Task prompt:
Would you please copy each line of the data in which the string "label" occurs?

Dataset rows for apps and sites:
[Start of section]

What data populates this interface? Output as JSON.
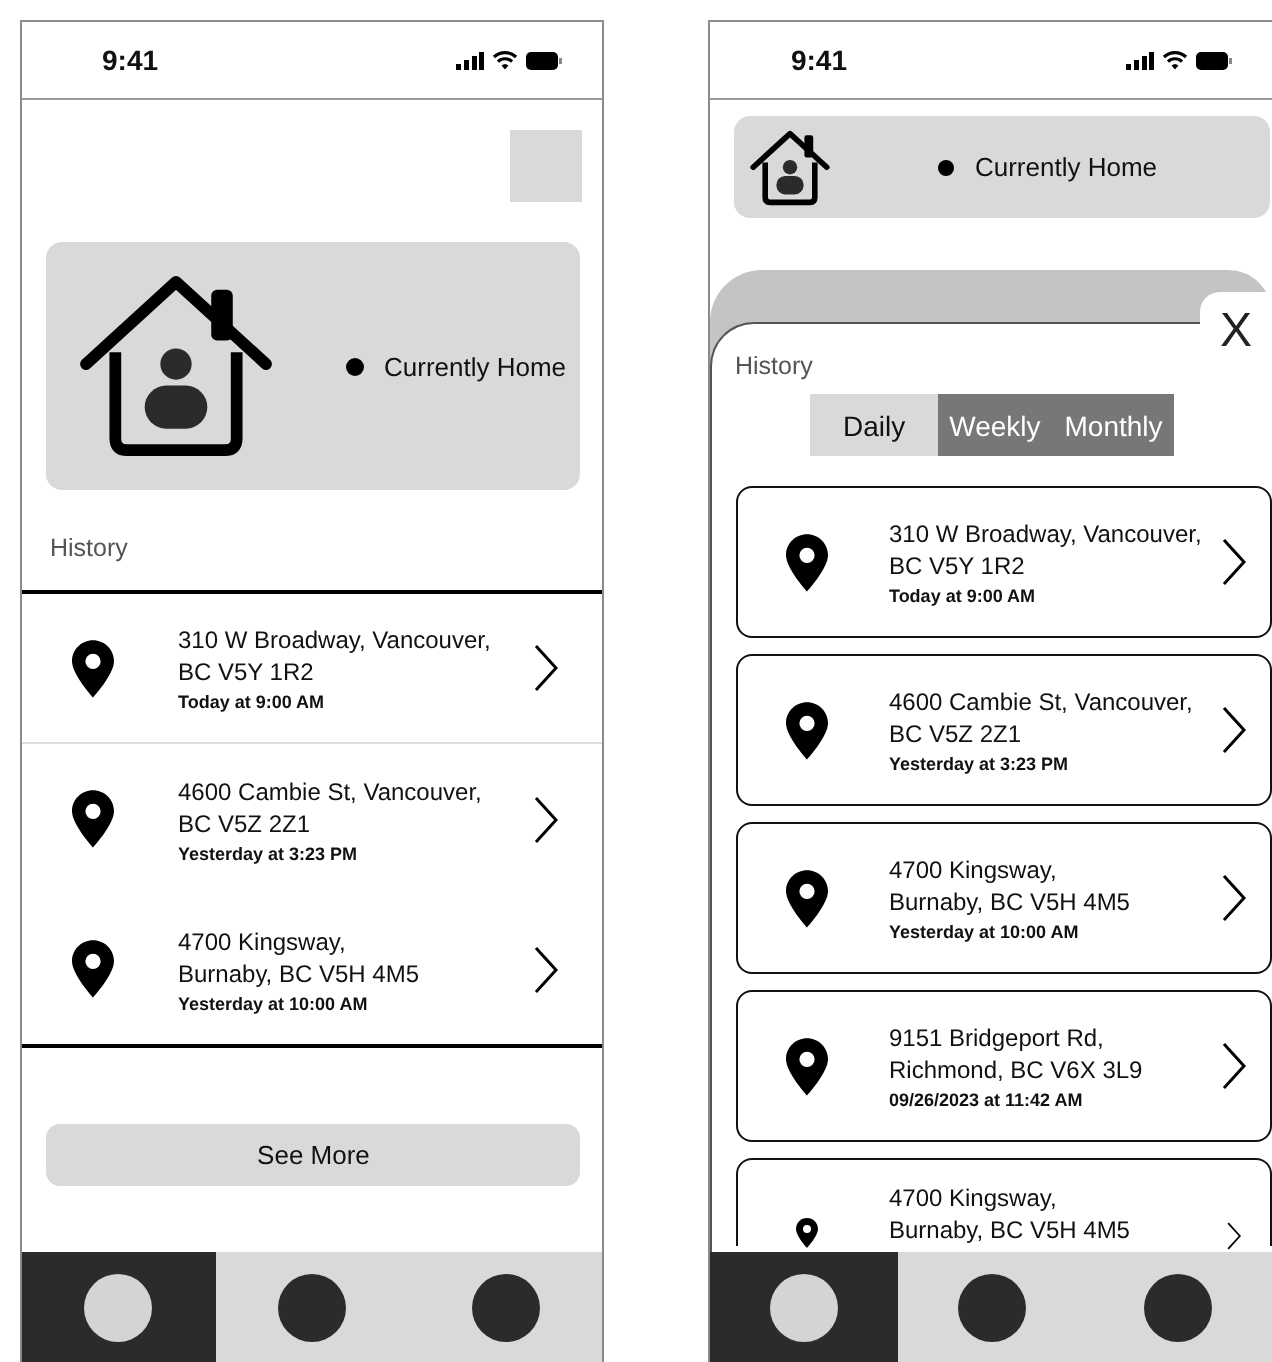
{
  "home_screen": {
    "status_bar": {
      "time": "9:41"
    },
    "status_card": {
      "status": "Currently Home"
    },
    "history_title": "History",
    "history": [
      {
        "address_lines": [
          "310 W Broadway, Vancouver,",
          "BC V5Y 1R2"
        ],
        "time": "Today at 9:00 AM"
      },
      {
        "address_lines": [
          "4600 Cambie St, Vancouver,",
          "BC V5Z 2Z1"
        ],
        "time": "Yesterday at 3:23 PM"
      },
      {
        "address_lines": [
          "4700 Kingsway,",
          "Burnaby, BC V5H 4M5"
        ],
        "time": "Yesterday at 10:00 AM"
      }
    ],
    "see_more": "See More",
    "nav": [
      {
        "selected": true
      },
      {
        "selected": false
      },
      {
        "selected": false
      }
    ]
  },
  "history_screen": {
    "status_bar": {
      "time": "9:41"
    },
    "status_card": {
      "status": "Currently Home"
    },
    "close": "X",
    "history_title": "History",
    "tabs": [
      {
        "label": "Daily",
        "selected": true
      },
      {
        "label": "Weekly",
        "selected": false
      },
      {
        "label": "Monthly",
        "selected": false
      }
    ],
    "history": [
      {
        "address_lines": [
          "310 W Broadway, Vancouver,",
          "BC V5Y 1R2"
        ],
        "time": "Today at 9:00 AM"
      },
      {
        "address_lines": [
          "4600 Cambie St, Vancouver,",
          "BC V5Z 2Z1"
        ],
        "time": "Yesterday at 3:23 PM"
      },
      {
        "address_lines": [
          "4700 Kingsway,",
          "Burnaby, BC V5H 4M5"
        ],
        "time": "Yesterday at 10:00 AM"
      },
      {
        "address_lines": [
          "9151 Bridgeport Rd,",
          "Richmond, BC V6X 3L9"
        ],
        "time": "09/26/2023 at 11:42 AM"
      },
      {
        "address_lines": [
          "4700 Kingsway,",
          "Burnaby, BC V5H 4M5"
        ]
      }
    ],
    "nav": [
      {
        "selected": true
      },
      {
        "selected": false
      },
      {
        "selected": false
      }
    ]
  }
}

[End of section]

Exercise solution:
        "label": "Daily",
        "label": "Weekly",
        "label": "Monthly",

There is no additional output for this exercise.